"We are now coming around to the view that a hostile bid for [Unilever] is more than 75 percent likely," said Susquehanna analyst Pablo Zuanic in a research note Sunday.
In February, U.S. food giant Kraft Heinz failed in its attempt to take over Unilever for $143 billion in a deal that was backed by two major investors in Kraft Heinz, private equity firm 3G Capital and Warren Buffett's Berkshire Hathaway.
Zuanic estimates a new deal, however, would bring the takeover price "close to $200 billion."
Even with a higher bid, he said a merger "remains a 'good fit' as with it KHC expands in food and builds an HPC [or home and personal care] platform."
Unilever's personal care brands include Dove, Vaseline and Pond's, among others. Kraft Heinz's major brands include Oscar Mayer, Grey Poupon, as well as its famous ketchup.
"By mid-August, the six-month hiatus required by British takeover law will have passed, and KHC could proceed to make a hostile bid for Unilever," said the Susquehanna analyst.
Kraft Heinz and Unilever declined to comment.
"We think it is telling KHC has done nothing (M&A wise) for the past five months," he said.
At the same time, Zuanic explained that a "rebuff/defeat is not something 3G/KHC can tolerate if they plan to continue to roll-up the [consumer packaged goods] space."
Unilever's U.S.-traded stock is up 34 percent so far this year and is also higher since the original proposal was rejected. Shares of Kraft Heinz are down almost 5 percent this year, while the broadly based S&P 500 Index is up more than 8 percent.
"We doubt anything less than a 20 percent premium could entice Unilever shareholders (assuming KHC goes hostile)," said Zuanic.
At around $200 billion, the analyst said the deal would be "25-35 percent equity funded" and adds that it could include "a mix of $10-$12 billion equity investments each by 3G and Berkshire." Moreover, he believes asset sales from the combined company also might make a revised deal more palatable.

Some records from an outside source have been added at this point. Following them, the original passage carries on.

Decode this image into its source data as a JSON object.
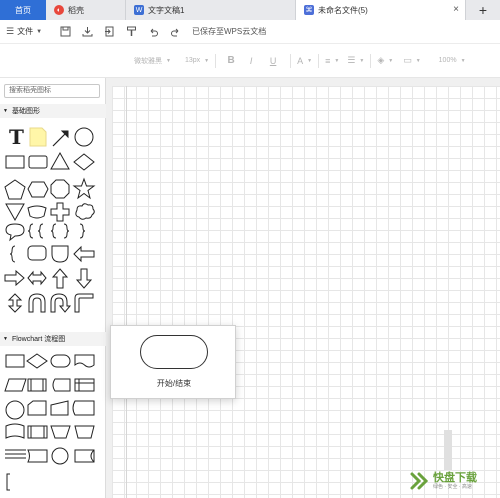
{
  "tabs": {
    "home": "首页",
    "tab_a": "稻壳",
    "tab_b": "文字文稿1",
    "tab_c": "未命名文件(5)",
    "add": "+"
  },
  "toolbar1": {
    "file_label": "文件",
    "saved_status": "已保存至WPS云文档"
  },
  "toolbar2": {
    "font_family": "微软雅黑",
    "font_size": "13px",
    "bold": "B",
    "italic": "I",
    "underline": "U",
    "font_color": "A",
    "zoom": "100%"
  },
  "sidebar": {
    "search_placeholder": "搜索稻壳图标",
    "section_basic": "基础图形",
    "section_flowchart": "Flowchart 流程图"
  },
  "popup": {
    "label": "开始/结束"
  },
  "watermark": {
    "title": "快盘下载",
    "subtitle": "绿色 · 安全 · 高速"
  },
  "colors": {
    "accent": "#2f6fd6",
    "tab_daoke": "#e8473c",
    "tab_doc": "#3d6fd4",
    "tab_flow": "#4d6fd8",
    "watermark_green": "#6aa23d"
  },
  "icons": {
    "menu": "hamburger-icon",
    "save": "save-icon",
    "export": "export-icon",
    "import": "import-icon",
    "format_painter": "format-painter-icon",
    "undo": "undo-icon",
    "redo": "redo-icon"
  }
}
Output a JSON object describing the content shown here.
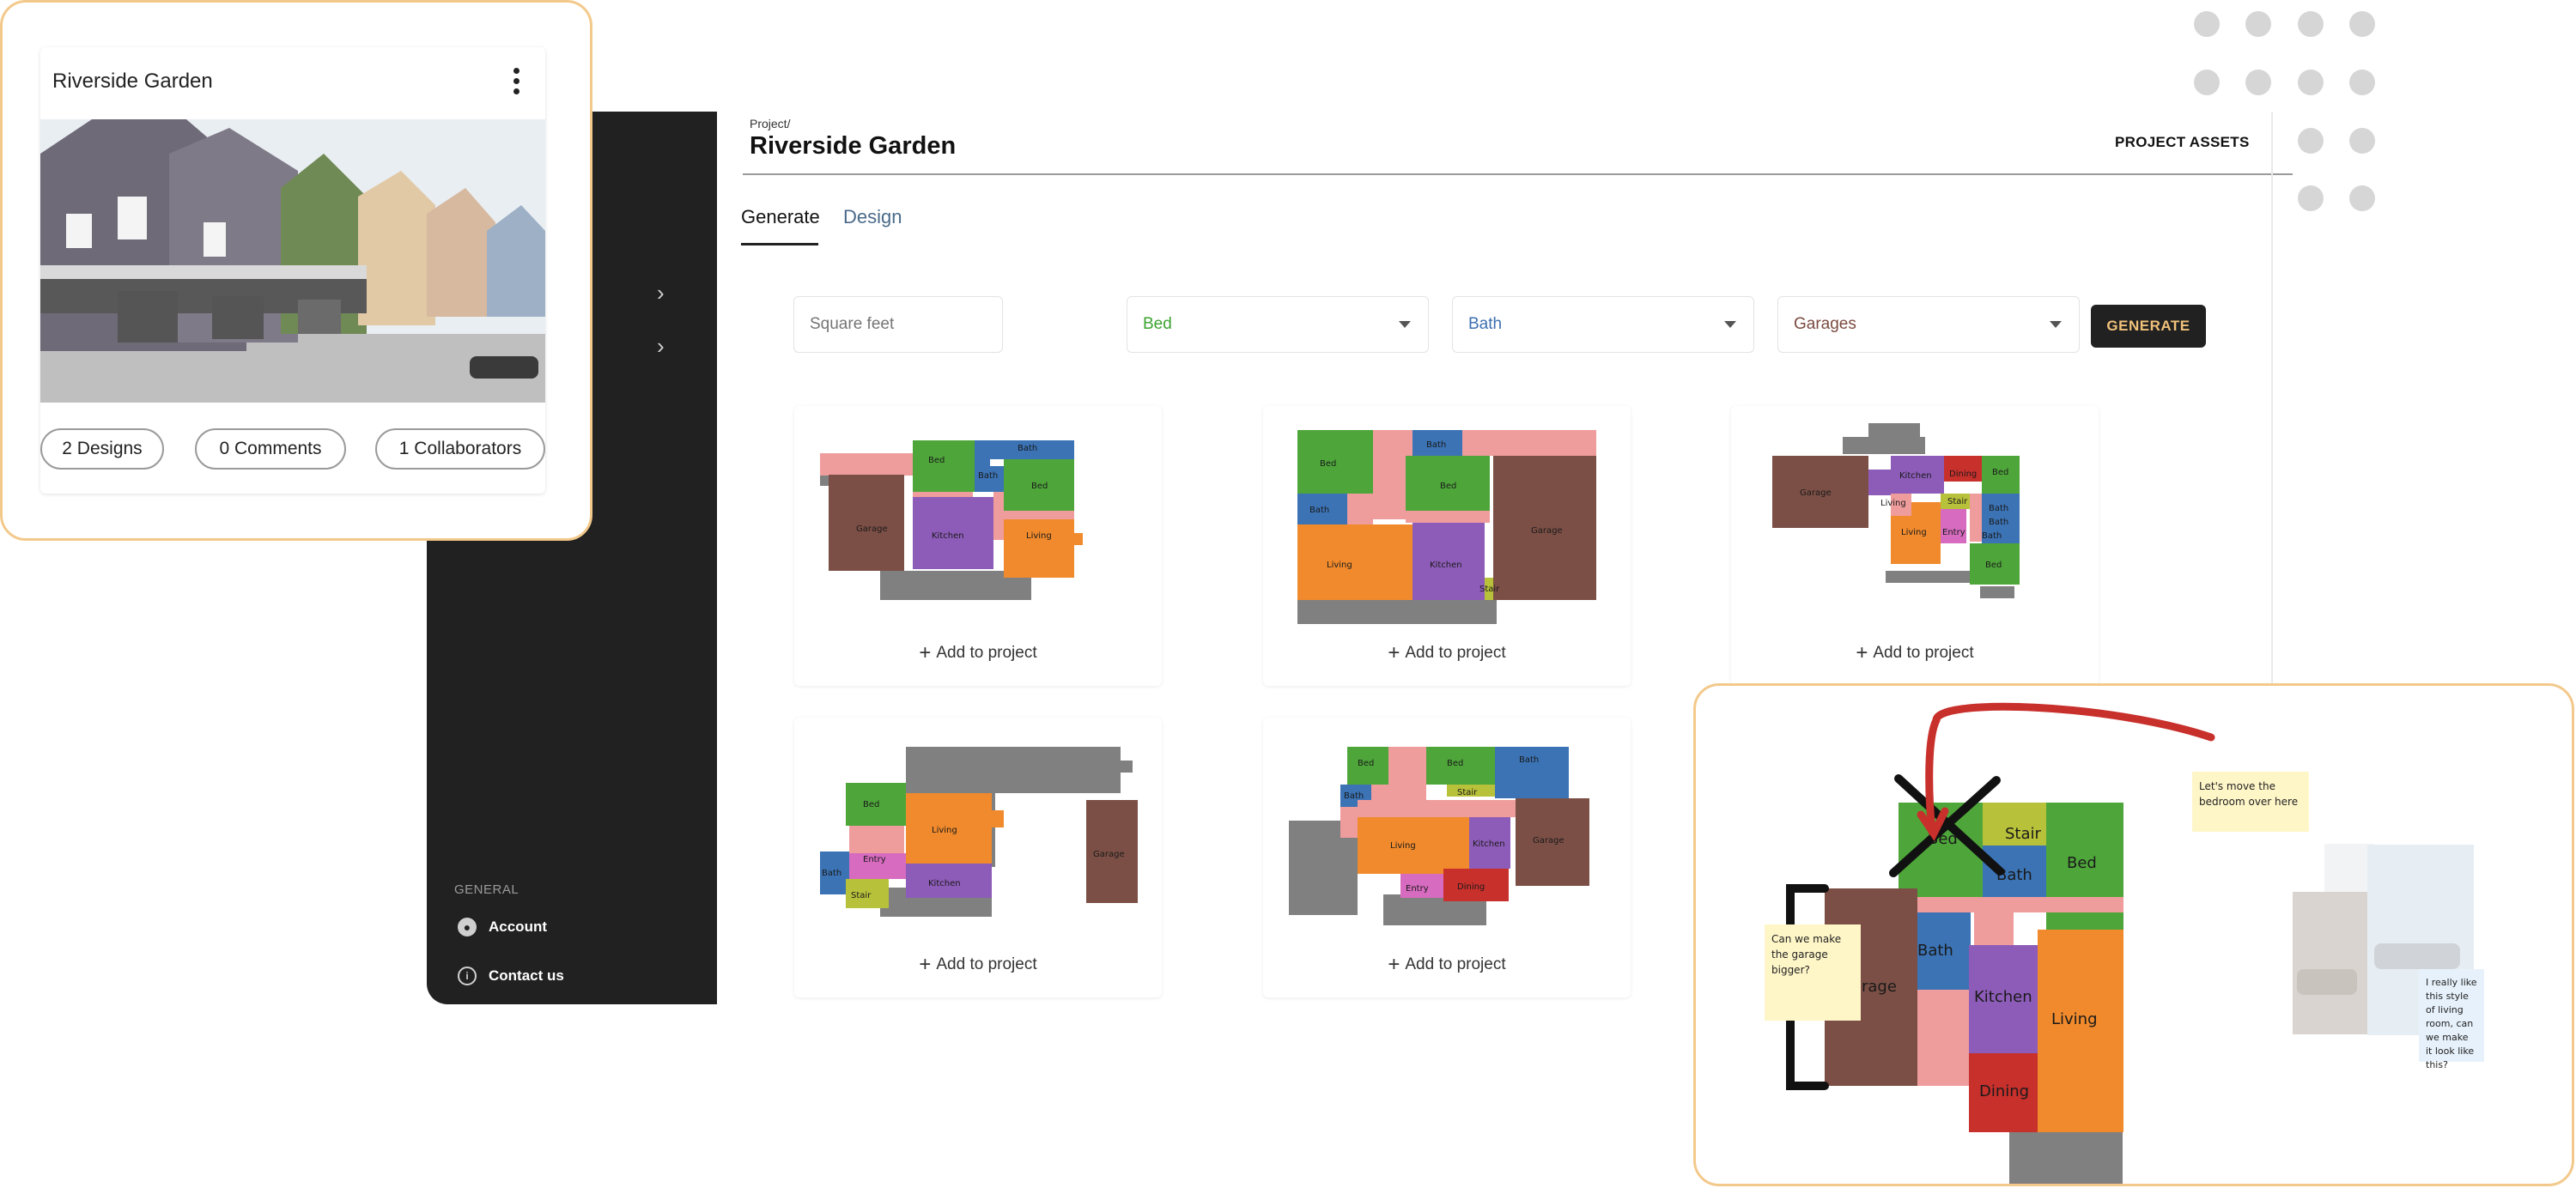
{
  "project": {
    "breadcrumb": "Project/",
    "title": "Riverside Garden",
    "assets_label": "PROJECT ASSETS"
  },
  "tabs": [
    {
      "label": "Generate",
      "active": true
    },
    {
      "label": "Design",
      "active": false
    }
  ],
  "filters": {
    "square_feet_placeholder": "Square feet",
    "bed": {
      "value": "Bed",
      "color": "#3aa32e"
    },
    "bath": {
      "value": "Bath",
      "color": "#3b6fb0"
    },
    "garages": {
      "value": "Garages",
      "color": "#7a4b40"
    },
    "generate_label": "GENERATE"
  },
  "results": {
    "add_label": "Add to project"
  },
  "sidebar": {
    "section_label": "GENERAL",
    "items": [
      {
        "label": "Account",
        "icon": "account-icon"
      },
      {
        "label": "Contact us",
        "icon": "info-icon"
      }
    ]
  },
  "project_card": {
    "title": "Riverside Garden",
    "stats": [
      "2 Designs",
      "0 Comments",
      "1 Collaborators"
    ]
  },
  "annotations": {
    "notes": [
      "Let's move the bedroom over here",
      "Can we make the garage bigger?",
      "I really like this style of living room, can we make it look like this?"
    ]
  },
  "room_labels": {
    "bed": "Bed",
    "bath": "Bath",
    "garage": "Garage",
    "kitchen": "Kitchen",
    "living": "Living",
    "stair": "Stair",
    "entry": "Entry",
    "dining": "Dining"
  },
  "colors": {
    "accent": "#f0c27a",
    "sidebar": "#212121",
    "bed": "#4ea63a",
    "bath": "#3b73b5",
    "garage": "#7b4f45",
    "kitchen": "#8d5cb8",
    "living": "#f08a2c",
    "stair": "#b8c13a",
    "entry": "#d66bbf",
    "dining": "#c8302c",
    "hall": "#ef9c9c",
    "exterior": "#808080"
  }
}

In particular, Zuanic said asset sales could generate between $25 billion and $35 billion. He said they could include everything from selling Unilever's ice cream or cosmetics business to unloading Kraft Heinz's frozen foods, coffee or Oscar Mayer businesses.
After the Unilever deal failed, Buffett was asked on CNBC's "Squawk Box" about what happened and said the offer was not intended to be a "hostile offer," but "may have been interpreted that way."
Zuanic said "the impediment" for a deal to happen is not regulatory in nature but billionaire Buffett's preference "to go where he is welcome" and not do hostile bids. Then again, the analyst believes Buffett "will come around."
Regardless, Unilever's CEO Paul Polman told "Mad Money" host Jim Cramer in May that the company was doing just fine on its own and he wasn't impressed by the Kraft Heinz offer.
"In the end, our strategy...in investing is Warren's strategy," Polman said. "And my returns have been higher in the last eight years than Warren's returns. So I think it's better if he leaves us with what we know how to do well."